You can't go wrong with these books as souvenirs for yourself or as gifts for a true food lover. Unlike some of the other Icelandic cookbooks I looked at, they are purely about the food, and are representative of what Icelanders really eat. You will not find fermented shark in there, nor sheep's heads or pressed sheep's testicles, but some of the old traditional food is in there, like smoked lamb (only how to cook it, not how to smoke it) blood pudding and halibut soup with prunes.

Cool Cuisine is 147 pages long and has some 92 recipes, more if you count separately the dishes that come with recipes for side dishes.

Cool Dishes is 72 pages and the recipes number 42. All the recipes in this book are found in the other, and all of what I would call the 'necessary' recipes are in this one.

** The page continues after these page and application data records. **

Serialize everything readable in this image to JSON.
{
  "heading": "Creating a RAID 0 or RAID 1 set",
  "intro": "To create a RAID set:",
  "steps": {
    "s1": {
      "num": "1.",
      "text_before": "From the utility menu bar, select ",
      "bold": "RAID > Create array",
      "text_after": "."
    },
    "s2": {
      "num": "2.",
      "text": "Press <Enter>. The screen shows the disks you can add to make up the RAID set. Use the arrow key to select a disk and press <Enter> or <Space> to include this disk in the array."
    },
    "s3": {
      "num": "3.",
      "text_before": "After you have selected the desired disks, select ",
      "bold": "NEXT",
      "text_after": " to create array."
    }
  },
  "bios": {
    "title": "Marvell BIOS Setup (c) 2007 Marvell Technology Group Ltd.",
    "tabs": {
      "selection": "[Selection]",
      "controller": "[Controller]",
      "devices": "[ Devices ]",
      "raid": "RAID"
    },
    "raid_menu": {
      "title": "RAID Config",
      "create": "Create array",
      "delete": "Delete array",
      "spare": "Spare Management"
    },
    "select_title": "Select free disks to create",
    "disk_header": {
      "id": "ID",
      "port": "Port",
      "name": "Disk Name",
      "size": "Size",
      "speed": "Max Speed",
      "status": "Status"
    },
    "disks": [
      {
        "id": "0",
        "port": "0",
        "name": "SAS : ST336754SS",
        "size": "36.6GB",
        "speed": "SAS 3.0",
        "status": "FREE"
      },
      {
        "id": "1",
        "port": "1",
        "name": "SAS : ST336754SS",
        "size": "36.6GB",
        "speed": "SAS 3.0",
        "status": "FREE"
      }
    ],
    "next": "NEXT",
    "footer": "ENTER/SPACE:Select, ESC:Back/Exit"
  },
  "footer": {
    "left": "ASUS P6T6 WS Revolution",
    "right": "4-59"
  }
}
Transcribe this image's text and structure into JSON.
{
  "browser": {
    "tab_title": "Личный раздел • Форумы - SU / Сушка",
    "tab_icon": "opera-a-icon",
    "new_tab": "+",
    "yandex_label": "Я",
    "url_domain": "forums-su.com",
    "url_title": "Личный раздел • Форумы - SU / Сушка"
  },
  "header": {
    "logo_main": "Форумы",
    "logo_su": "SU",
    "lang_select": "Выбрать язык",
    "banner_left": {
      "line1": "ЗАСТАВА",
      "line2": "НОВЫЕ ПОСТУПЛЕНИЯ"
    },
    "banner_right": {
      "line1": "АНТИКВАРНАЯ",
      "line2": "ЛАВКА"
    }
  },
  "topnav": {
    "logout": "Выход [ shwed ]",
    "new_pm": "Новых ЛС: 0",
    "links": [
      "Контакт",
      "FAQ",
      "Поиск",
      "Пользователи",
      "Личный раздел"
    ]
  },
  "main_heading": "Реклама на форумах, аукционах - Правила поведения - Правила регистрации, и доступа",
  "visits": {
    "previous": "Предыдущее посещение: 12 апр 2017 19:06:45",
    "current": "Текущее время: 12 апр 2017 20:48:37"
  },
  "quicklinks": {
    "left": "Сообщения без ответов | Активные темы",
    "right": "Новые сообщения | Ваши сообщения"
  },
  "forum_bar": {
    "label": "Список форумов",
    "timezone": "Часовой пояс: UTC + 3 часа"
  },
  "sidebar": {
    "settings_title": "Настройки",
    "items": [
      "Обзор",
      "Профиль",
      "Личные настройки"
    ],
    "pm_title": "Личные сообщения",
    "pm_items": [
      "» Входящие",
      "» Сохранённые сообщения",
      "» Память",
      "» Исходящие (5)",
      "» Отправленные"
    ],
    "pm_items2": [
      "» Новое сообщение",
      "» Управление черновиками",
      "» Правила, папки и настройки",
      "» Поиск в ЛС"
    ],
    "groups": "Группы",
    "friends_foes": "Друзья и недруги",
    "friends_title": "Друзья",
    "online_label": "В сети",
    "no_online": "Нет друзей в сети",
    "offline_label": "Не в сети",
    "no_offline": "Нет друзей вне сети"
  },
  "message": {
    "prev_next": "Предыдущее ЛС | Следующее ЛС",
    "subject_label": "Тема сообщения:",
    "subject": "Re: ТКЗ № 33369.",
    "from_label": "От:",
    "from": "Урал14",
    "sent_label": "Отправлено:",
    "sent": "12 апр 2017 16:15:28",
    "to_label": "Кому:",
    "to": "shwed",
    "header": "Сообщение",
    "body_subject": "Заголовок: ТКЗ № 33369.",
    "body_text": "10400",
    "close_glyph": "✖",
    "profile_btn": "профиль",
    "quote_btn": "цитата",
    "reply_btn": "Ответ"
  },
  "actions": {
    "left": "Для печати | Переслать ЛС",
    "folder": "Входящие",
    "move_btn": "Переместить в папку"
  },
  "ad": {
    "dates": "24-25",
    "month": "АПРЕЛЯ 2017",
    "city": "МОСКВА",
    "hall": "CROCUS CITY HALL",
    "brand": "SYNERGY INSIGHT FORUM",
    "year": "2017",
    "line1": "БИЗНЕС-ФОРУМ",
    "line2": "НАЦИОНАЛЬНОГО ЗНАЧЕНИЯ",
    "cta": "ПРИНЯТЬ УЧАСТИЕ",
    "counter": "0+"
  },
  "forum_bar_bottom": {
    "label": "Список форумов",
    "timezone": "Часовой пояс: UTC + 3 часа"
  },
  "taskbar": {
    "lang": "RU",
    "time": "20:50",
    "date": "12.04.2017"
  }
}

Verdict:
Of the Icelandic cookbooks I have been looking at, these two are definitely the best buys if you are looking for nice foodie coffee table books that are still useful as cookbooks.

Cost:
I checked the prices in the Penninn book store, which are representative of the prices you can expect to pay for these books. They may cost more in tourist shops.

As of the time of writing Cool Cuisine costs 2290 kr. and Cool Dishes costs 920 kr.

Practical information:
All the measurements in the books are in metric, including the teaspoons and tablespoons, and the temperatures are given in centigrade (Celcius).

5 comments:

Kristen's Raw said...

I love great photos of food :)

Kristen's Raw

Bibliophile said...

Than I'm sure you would like these books.

Isabel said...

I would like to either find a source for Surmjolk in the US or a way to make it at home.

Thanks!

Bibliophile said...

Isabel, try kefir. It is soured with a similar bacteria culture as súrmjólk. I haven't tasted it myself, but it's what Icelanders abroad buy when they start to crave súrmjólk, so it must taste similar.

tan said...

hi,i just came back from my icelandic holiday. i'm glad to mention that i got hold of cool cuisine while i was there. i thought the recipes are easy to follow and get. not to forget, authentic too!!